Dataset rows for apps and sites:
====================

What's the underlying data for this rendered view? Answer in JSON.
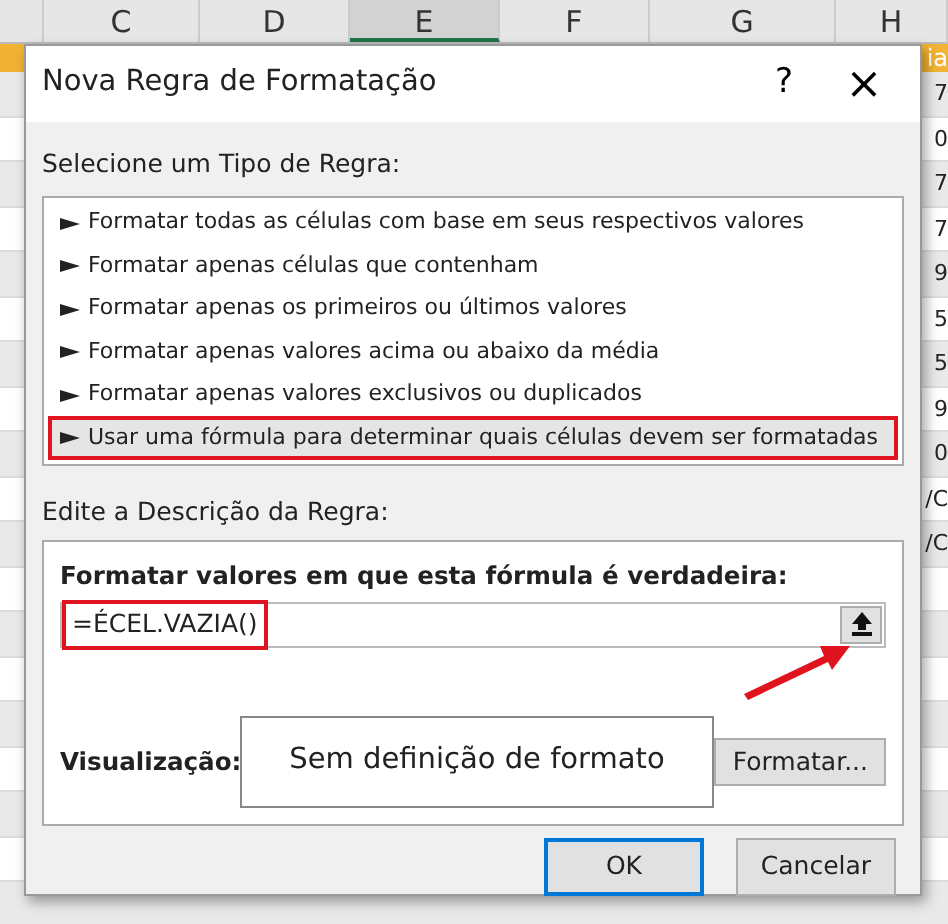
{
  "sheet": {
    "columns": [
      {
        "label": "C",
        "selected": false
      },
      {
        "label": "D",
        "selected": false
      },
      {
        "label": "E",
        "selected": true
      },
      {
        "label": "F",
        "selected": false
      },
      {
        "label": "G",
        "selected": false
      },
      {
        "label": "H",
        "selected": false
      }
    ],
    "header_fragment": "ia",
    "edge_fragments": [
      "7",
      "0",
      "7",
      "7",
      "9",
      "5",
      "5",
      "9",
      "0",
      "/C",
      "/C"
    ]
  },
  "dialog": {
    "title": "Nova Regra de Formatação",
    "help": "?",
    "close": "×",
    "rule_type_label": "Selecione um Tipo de Regra:",
    "rule_types": [
      {
        "label": "Formatar todas as células com base em seus respectivos valores",
        "selected": false
      },
      {
        "label": "Formatar apenas células que contenham",
        "selected": false
      },
      {
        "label": "Formatar apenas os primeiros ou últimos valores",
        "selected": false
      },
      {
        "label": "Formatar apenas valores acima ou abaixo da média",
        "selected": false
      },
      {
        "label": "Formatar apenas valores exclusivos ou duplicados",
        "selected": false
      },
      {
        "label": "Usar uma fórmula para determinar quais células devem ser formatadas",
        "selected": true
      }
    ],
    "description_label": "Edite a Descrição da Regra:",
    "formula_label": "Formatar valores em que esta fórmula é verdadeira:",
    "formula": {
      "value": "=ÉCEL.VAZIA()",
      "highlighted": true
    },
    "preview_label": "Visualização:",
    "preview_text": "Sem definição de formato",
    "format_button": "Formatar...",
    "buttons": [
      {
        "label": "OK",
        "default": true
      },
      {
        "label": "Cancelar",
        "default": false
      }
    ]
  }
}
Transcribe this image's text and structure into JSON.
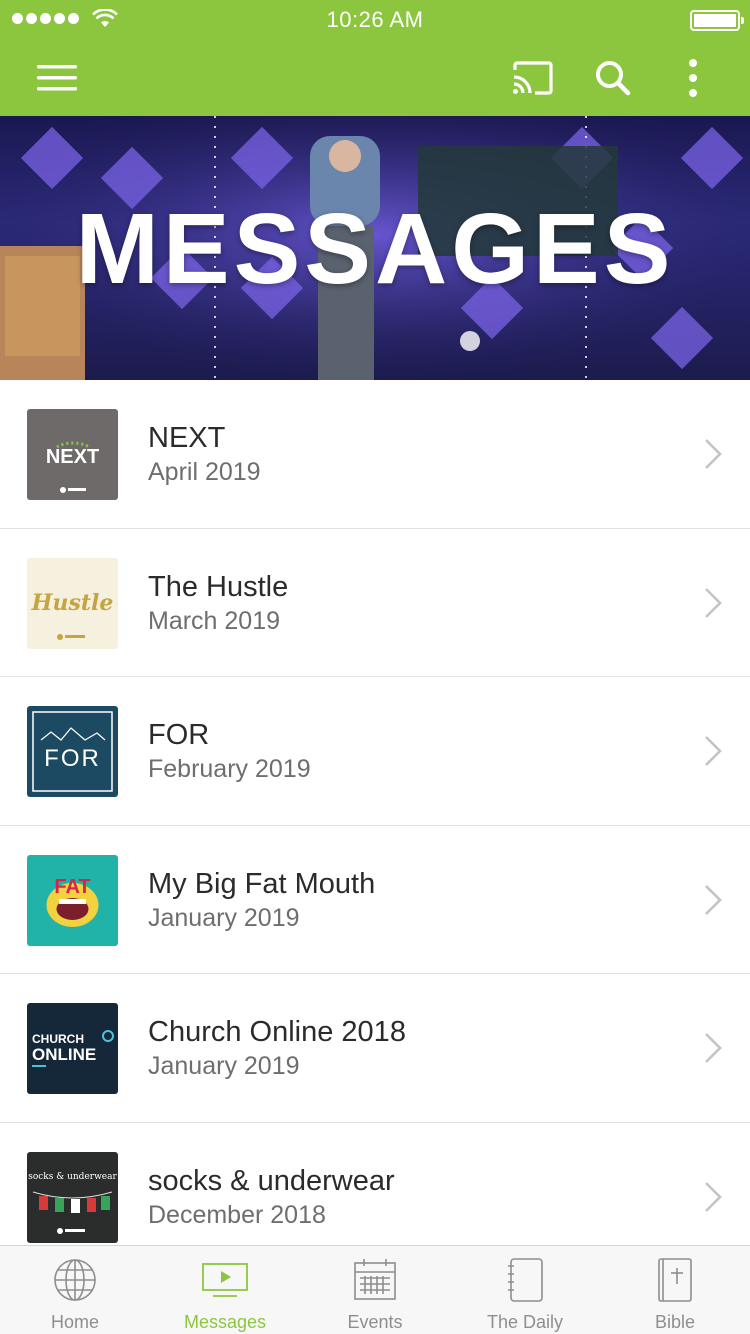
{
  "status_bar": {
    "time": "10:26 AM"
  },
  "app_bar": {
    "menu_icon": "hamburger-menu-icon",
    "cast_icon": "cast-icon",
    "search_icon": "search-icon",
    "more_icon": "more-vertical-icon"
  },
  "hero": {
    "title": "MESSAGES"
  },
  "messages": [
    {
      "title": "NEXT",
      "date": "April 2019",
      "thumb_text": "NEXT"
    },
    {
      "title": "The Hustle",
      "date": "March 2019",
      "thumb_text": "Hustle"
    },
    {
      "title": "FOR",
      "date": "February 2019",
      "thumb_text": "FOR"
    },
    {
      "title": "My Big Fat Mouth",
      "date": "January 2019",
      "thumb_text": "FAT"
    },
    {
      "title": "Church Online 2018",
      "date": "January 2019",
      "thumb_text_1": "CHURCH",
      "thumb_text_2": "ONLINE"
    },
    {
      "title": "socks & underwear",
      "date": "December 2018",
      "thumb_text": "socks & underwear"
    }
  ],
  "tabs": [
    {
      "label": "Home",
      "icon": "globe-icon"
    },
    {
      "label": "Messages",
      "icon": "play-video-icon"
    },
    {
      "label": "Events",
      "icon": "calendar-icon"
    },
    {
      "label": "The Daily",
      "icon": "notebook-icon"
    },
    {
      "label": "Bible",
      "icon": "bible-icon"
    }
  ],
  "colors": {
    "brand_green": "#8cc63f",
    "text_primary": "#2b2b2b",
    "text_secondary": "#6e6e6e",
    "tab_inactive": "#8e8e8e"
  }
}
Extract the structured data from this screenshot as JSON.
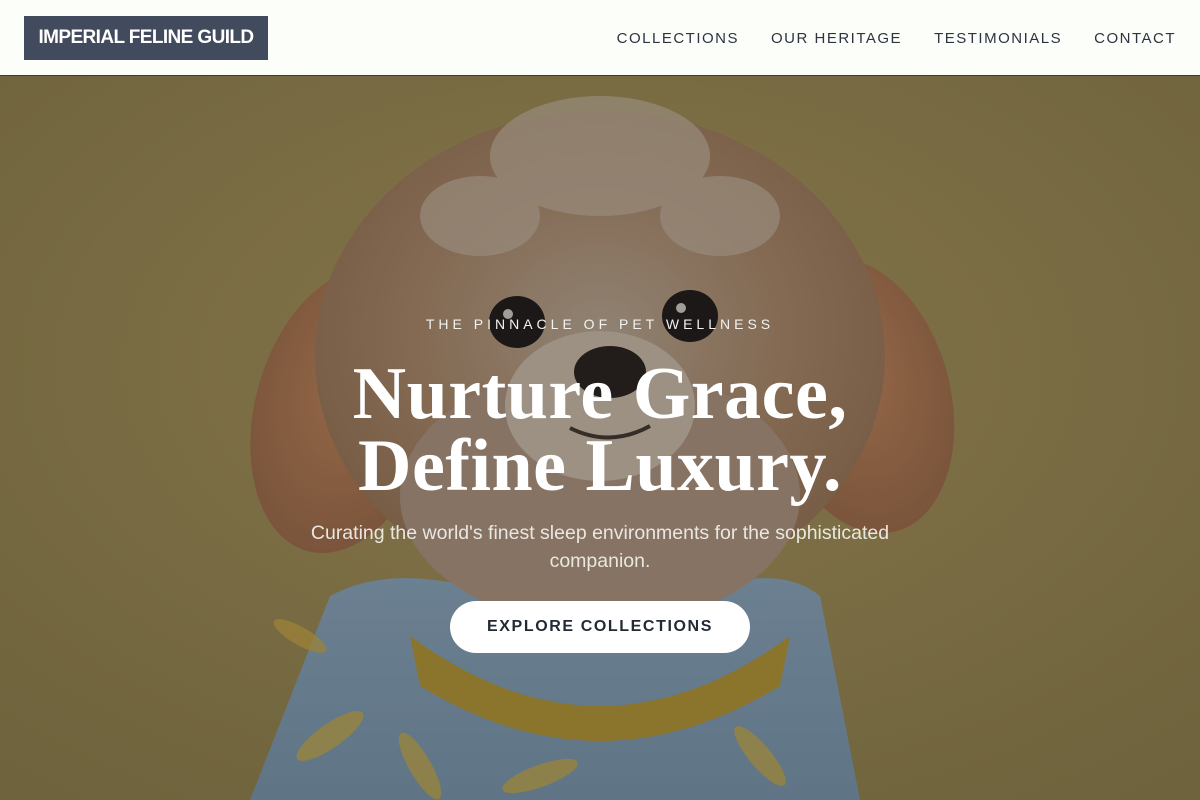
{
  "brand": {
    "logo_text": "IMPERIAL FELINE GUILD"
  },
  "nav": {
    "items": [
      {
        "label": "COLLECTIONS"
      },
      {
        "label": "OUR HERITAGE"
      },
      {
        "label": "TESTIMONIALS"
      },
      {
        "label": "CONTACT"
      }
    ]
  },
  "hero": {
    "eyebrow": "THE PINNACLE OF PET WELLNESS",
    "headline_line1": "Nurture Grace,",
    "headline_line2": "Define Luxury.",
    "subtitle": "Curating the world's finest sleep environments for the sophisticated companion.",
    "cta_label": "EXPLORE COLLECTIONS",
    "background_image": "small fluffy dog wearing blue banana-print shirt against mustard yellow backdrop"
  },
  "colors": {
    "logo_bg": "#424b5d",
    "header_bg": "#fcfefa",
    "hero_backdrop": "#8c7a48",
    "cta_bg": "#ffffff",
    "cta_text": "#222a36"
  }
}
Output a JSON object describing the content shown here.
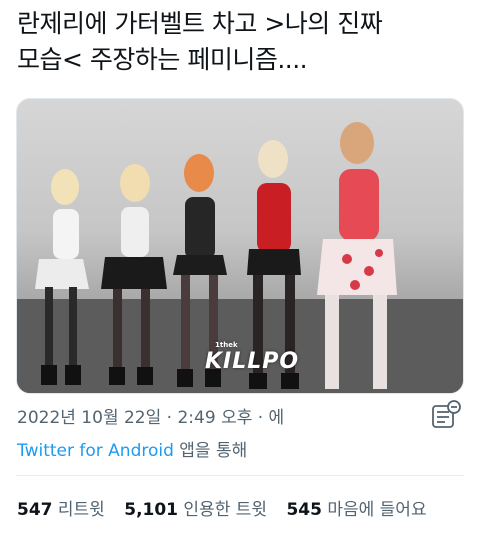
{
  "tweet": {
    "text_lines": [
      "란제리에 가터벨트 차고 >나의 진짜",
      "모습< 주장하는 페미니즘...."
    ]
  },
  "media": {
    "watermark": "KILLPO",
    "watermark_small": "1thek"
  },
  "meta": {
    "date": "2022년 10월 22일",
    "separator": "·",
    "time": "2:49 오후",
    "trailing": "· 에"
  },
  "source": {
    "app_name": "Twitter for Android",
    "suffix": " 앱을 통해"
  },
  "stats": {
    "retweets_count": "547",
    "retweets_label": "리트윗",
    "quotes_count": "5,101",
    "quotes_label": "인용한 트윗",
    "likes_count": "545",
    "likes_label": "마음에 들어요"
  },
  "colors": {
    "link": "#1d9bf0",
    "secondary_text": "#536471",
    "primary_text": "#0f1419"
  },
  "icons": {
    "analytics": "tweet-analytics-icon"
  }
}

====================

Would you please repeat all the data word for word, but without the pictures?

→ EXERCISE SOLUTION
What's the underlying data for this rendered view? Answer in JSON.
{
  "sheet": {
    "columns": [
      {
        "label": "C",
        "selected": false
      },
      {
        "label": "D",
        "selected": false
      },
      {
        "label": "E",
        "selected": true
      },
      {
        "label": "F",
        "selected": false
      },
      {
        "label": "G",
        "selected": false
      },
      {
        "label": "H",
        "selected": false
      }
    ],
    "header_fragment": "ia",
    "edge_fragments": [
      "7",
      "0",
      "7",
      "7",
      "9",
      "5",
      "5",
      "9",
      "0",
      "/C",
      "/C"
    ]
  },
  "dialog": {
    "title": "Nova Regra de Formatação",
    "help": "?",
    "close": "×",
    "rule_type_label": "Selecione um Tipo de Regra:",
    "rule_types": [
      {
        "label": "Formatar todas as células com base em seus respectivos valores",
        "selected": false
      },
      {
        "label": "Formatar apenas células que contenham",
        "selected": false
      },
      {
        "label": "Formatar apenas os primeiros ou últimos valores",
        "selected": false
      },
      {
        "label": "Formatar apenas valores acima ou abaixo da média",
        "selected": false
      },
      {
        "label": "Formatar apenas valores exclusivos ou duplicados",
        "selected": false
      },
      {
        "label": "Usar uma fórmula para determinar quais células devem ser formatadas",
        "selected": true
      }
    ],
    "description_label": "Edite a Descrição da Regra:",
    "formula_label": "Formatar valores em que esta fórmula é verdadeira:",
    "formula": {
      "value": "=ÉCEL.VAZIA()",
      "highlighted": true
    },
    "preview_label": "Visualização:",
    "preview_text": "Sem definição de formato",
    "format_button": "Formatar...",
    "buttons": [
      {
        "label": "OK",
        "default": true
      },
      {
        "label": "Cancelar",
        "default": false
      }
    ]
  }
}
Transcribe this image's text and structure into JSON.
{
  "status_bar": {
    "time": "10:26 AM"
  },
  "app_bar": {
    "menu_icon": "hamburger-menu-icon",
    "cast_icon": "cast-icon",
    "search_icon": "search-icon",
    "more_icon": "more-vertical-icon"
  },
  "hero": {
    "title": "MESSAGES"
  },
  "messages": [
    {
      "title": "NEXT",
      "date": "April 2019",
      "thumb_text": "NEXT"
    },
    {
      "title": "The Hustle",
      "date": "March 2019",
      "thumb_text": "Hustle"
    },
    {
      "title": "FOR",
      "date": "February 2019",
      "thumb_text": "FOR"
    },
    {
      "title": "My Big Fat Mouth",
      "date": "January 2019",
      "thumb_text": "FAT"
    },
    {
      "title": "Church Online 2018",
      "date": "January 2019",
      "thumb_text_1": "CHURCH",
      "thumb_text_2": "ONLINE"
    },
    {
      "title": "socks & underwear",
      "date": "December 2018",
      "thumb_text": "socks & underwear"
    }
  ],
  "tabs": [
    {
      "label": "Home",
      "icon": "globe-icon"
    },
    {
      "label": "Messages",
      "icon": "play-video-icon"
    },
    {
      "label": "Events",
      "icon": "calendar-icon"
    },
    {
      "label": "The Daily",
      "icon": "notebook-icon"
    },
    {
      "label": "Bible",
      "icon": "bible-icon"
    }
  ],
  "colors": {
    "brand_green": "#8cc63f",
    "text_primary": "#2b2b2b",
    "text_secondary": "#6e6e6e",
    "tab_inactive": "#8e8e8e"
  }
}
Extract the structured data from this screenshot as JSON.
{
  "brand": {
    "logo_text": "IMPERIAL FELINE GUILD"
  },
  "nav": {
    "items": [
      {
        "label": "COLLECTIONS"
      },
      {
        "label": "OUR HERITAGE"
      },
      {
        "label": "TESTIMONIALS"
      },
      {
        "label": "CONTACT"
      }
    ]
  },
  "hero": {
    "eyebrow": "THE PINNACLE OF PET WELLNESS",
    "headline_line1": "Nurture Grace,",
    "headline_line2": "Define Luxury.",
    "subtitle": "Curating the world's finest sleep environments for the sophisticated companion.",
    "cta_label": "EXPLORE COLLECTIONS",
    "background_image": "small fluffy dog wearing blue banana-print shirt against mustard yellow backdrop"
  },
  "colors": {
    "logo_bg": "#424b5d",
    "header_bg": "#fcfefa",
    "hero_backdrop": "#8c7a48",
    "cta_bg": "#ffffff",
    "cta_text": "#222a36"
  }
}
Output a JSON object describing the content shown here.
{
  "tweet": {
    "text_lines": [
      "란제리에 가터벨트 차고 >나의 진짜",
      "모습< 주장하는 페미니즘...."
    ]
  },
  "media": {
    "watermark": "KILLPO",
    "watermark_small": "1thek"
  },
  "meta": {
    "date": "2022년 10월 22일",
    "separator": "·",
    "time": "2:49 오후",
    "trailing": "· 에"
  },
  "source": {
    "app_name": "Twitter for Android",
    "suffix": " 앱을 통해"
  },
  "stats": {
    "retweets_count": "547",
    "retweets_label": "리트윗",
    "quotes_count": "5,101",
    "quotes_label": "인용한 트윗",
    "likes_count": "545",
    "likes_label": "마음에 들어요"
  },
  "colors": {
    "link": "#1d9bf0",
    "secondary_text": "#536471",
    "primary_text": "#0f1419"
  },
  "icons": {
    "analytics": "tweet-analytics-icon"
  }
}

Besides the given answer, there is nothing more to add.